It’s fascinating to witness the early stages of a country, locked away for so many decades, emerging blinking into the 21st century. A bit like watching the protagonist Daniel Holden in the current SBS series Rectify reacquaint himself with the modern world after almost 20 years in prison. You get the picture before even arriving at Yangon’s Mingladon Airport. Descending over the dark countryside you’re aware of the paucity of development, especially after the incandescent high-rise intensity of Singapore.
But there’s a genuine charm in experiencing a pre-high-rise city. For the new arrival Yangon’s darkened, low-rise cityscape affords the perfect view of the glittering, illuminated golden spire of the spectacular Shwedagon Pagoda which dominates the horizon. Obviously the city’s citizens, to whom the pagoda is precious, appreciate its uninterrupted dominance because when developers wanted to build a high-rise nearby there was a great outcry and the project was abandoned.

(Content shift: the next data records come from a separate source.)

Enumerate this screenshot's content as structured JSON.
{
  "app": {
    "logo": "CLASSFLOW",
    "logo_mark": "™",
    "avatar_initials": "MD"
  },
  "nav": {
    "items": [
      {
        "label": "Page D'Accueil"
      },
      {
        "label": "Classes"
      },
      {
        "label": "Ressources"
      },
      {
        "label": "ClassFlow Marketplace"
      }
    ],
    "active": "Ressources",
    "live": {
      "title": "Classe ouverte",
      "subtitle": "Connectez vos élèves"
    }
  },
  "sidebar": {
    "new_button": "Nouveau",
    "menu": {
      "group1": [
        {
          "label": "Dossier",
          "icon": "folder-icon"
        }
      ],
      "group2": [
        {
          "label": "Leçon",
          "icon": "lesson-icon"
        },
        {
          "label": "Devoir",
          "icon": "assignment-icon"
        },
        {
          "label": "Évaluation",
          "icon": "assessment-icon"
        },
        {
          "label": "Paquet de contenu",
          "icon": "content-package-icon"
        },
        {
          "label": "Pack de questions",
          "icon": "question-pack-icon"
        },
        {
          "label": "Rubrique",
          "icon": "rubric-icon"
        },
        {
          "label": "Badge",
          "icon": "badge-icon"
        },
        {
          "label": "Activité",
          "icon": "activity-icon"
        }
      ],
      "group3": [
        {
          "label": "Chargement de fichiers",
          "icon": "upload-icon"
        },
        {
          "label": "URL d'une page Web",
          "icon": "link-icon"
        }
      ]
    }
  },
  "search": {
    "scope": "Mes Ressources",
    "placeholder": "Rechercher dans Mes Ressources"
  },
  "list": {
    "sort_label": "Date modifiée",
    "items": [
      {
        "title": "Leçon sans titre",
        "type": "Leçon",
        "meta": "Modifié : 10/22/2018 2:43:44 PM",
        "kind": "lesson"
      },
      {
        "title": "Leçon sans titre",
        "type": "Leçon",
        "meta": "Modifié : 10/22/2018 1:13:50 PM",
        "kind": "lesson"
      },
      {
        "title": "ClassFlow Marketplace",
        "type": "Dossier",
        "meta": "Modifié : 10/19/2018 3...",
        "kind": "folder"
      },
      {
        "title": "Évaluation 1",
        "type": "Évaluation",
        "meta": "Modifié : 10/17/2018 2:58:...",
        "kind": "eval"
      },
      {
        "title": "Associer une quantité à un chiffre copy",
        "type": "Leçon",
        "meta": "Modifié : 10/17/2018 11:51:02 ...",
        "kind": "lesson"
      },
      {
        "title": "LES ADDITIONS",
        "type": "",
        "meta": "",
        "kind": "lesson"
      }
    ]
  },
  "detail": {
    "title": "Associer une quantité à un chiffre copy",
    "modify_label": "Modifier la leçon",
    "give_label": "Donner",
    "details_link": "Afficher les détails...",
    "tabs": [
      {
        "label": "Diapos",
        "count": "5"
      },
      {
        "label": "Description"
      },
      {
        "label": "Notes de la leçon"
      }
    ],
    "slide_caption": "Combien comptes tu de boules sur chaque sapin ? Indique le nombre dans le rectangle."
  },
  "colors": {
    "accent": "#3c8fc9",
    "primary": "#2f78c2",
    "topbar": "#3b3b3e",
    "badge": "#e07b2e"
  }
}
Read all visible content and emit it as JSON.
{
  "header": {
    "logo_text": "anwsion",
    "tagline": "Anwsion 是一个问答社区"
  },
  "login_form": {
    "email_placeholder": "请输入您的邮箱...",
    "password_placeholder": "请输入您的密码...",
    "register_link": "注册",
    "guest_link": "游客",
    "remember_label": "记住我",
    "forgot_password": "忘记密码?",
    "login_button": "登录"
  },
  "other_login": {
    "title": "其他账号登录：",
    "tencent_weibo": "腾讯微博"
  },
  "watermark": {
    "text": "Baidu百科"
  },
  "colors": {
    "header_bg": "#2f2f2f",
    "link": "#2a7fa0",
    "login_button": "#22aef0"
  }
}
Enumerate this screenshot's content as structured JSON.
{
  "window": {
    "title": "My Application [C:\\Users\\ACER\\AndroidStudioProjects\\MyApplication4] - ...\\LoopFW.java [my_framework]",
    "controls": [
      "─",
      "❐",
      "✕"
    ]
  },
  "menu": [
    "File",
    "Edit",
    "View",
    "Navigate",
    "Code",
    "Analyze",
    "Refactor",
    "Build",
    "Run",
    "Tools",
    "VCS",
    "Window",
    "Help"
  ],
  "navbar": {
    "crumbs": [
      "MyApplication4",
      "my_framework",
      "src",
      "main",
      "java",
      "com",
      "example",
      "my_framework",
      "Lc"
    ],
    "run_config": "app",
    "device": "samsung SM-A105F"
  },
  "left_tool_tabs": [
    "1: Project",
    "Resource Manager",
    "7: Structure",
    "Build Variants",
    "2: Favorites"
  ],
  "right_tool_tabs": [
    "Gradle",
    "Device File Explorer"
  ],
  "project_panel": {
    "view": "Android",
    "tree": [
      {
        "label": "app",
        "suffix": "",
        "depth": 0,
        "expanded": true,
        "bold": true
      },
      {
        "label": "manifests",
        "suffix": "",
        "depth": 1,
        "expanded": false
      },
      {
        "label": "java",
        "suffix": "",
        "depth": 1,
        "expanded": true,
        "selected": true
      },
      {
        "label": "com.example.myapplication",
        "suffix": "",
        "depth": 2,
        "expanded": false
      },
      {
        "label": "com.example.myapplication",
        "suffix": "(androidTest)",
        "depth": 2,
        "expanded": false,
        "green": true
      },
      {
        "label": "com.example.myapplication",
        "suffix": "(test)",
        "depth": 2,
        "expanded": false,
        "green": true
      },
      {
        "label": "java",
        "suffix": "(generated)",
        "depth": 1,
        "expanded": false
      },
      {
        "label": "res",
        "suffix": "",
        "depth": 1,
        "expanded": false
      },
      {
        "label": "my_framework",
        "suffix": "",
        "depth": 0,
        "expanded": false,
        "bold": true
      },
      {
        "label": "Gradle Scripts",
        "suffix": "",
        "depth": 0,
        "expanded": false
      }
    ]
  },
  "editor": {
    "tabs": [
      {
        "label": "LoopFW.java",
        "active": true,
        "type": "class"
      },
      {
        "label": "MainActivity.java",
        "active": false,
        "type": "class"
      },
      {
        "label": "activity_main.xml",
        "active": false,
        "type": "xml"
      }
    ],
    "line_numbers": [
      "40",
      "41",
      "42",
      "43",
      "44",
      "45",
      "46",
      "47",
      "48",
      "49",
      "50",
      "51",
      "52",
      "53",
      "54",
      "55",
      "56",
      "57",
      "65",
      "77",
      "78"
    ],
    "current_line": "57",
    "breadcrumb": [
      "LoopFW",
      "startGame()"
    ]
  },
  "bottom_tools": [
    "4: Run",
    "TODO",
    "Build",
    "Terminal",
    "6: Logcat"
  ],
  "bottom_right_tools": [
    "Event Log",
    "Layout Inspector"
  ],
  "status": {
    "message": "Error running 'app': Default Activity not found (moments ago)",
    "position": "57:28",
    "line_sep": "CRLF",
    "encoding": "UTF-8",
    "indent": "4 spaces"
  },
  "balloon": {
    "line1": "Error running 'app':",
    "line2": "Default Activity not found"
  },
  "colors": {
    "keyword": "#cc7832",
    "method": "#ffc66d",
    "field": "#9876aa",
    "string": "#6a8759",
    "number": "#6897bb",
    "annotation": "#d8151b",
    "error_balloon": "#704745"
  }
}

The so-far undeveloped charm of Yangon allows the city to have a lush, green air with an abundance of trees, parks and water. Markets laden with fresh fruit and vegetables, and an profusion of locally made produce and merchandise, still abound. So much more interesting than supermarkets and department stores. But city blocks are being razed and it’s obvious the developers are moving in.
Development will obviously bring advantages such as a 21st century internet, and telephone and banking systems. Before visiting we were advised that ATMs did not exist. Yet already that advice is becoming out of date as machines pop up around the country, particularly in tourist hot spots. Credit card use is also virtually impossible but once the internet improves that should be rectified. Then the Burmese will be able to enjoy trying to keep the credit card debt in check just like the rest of us!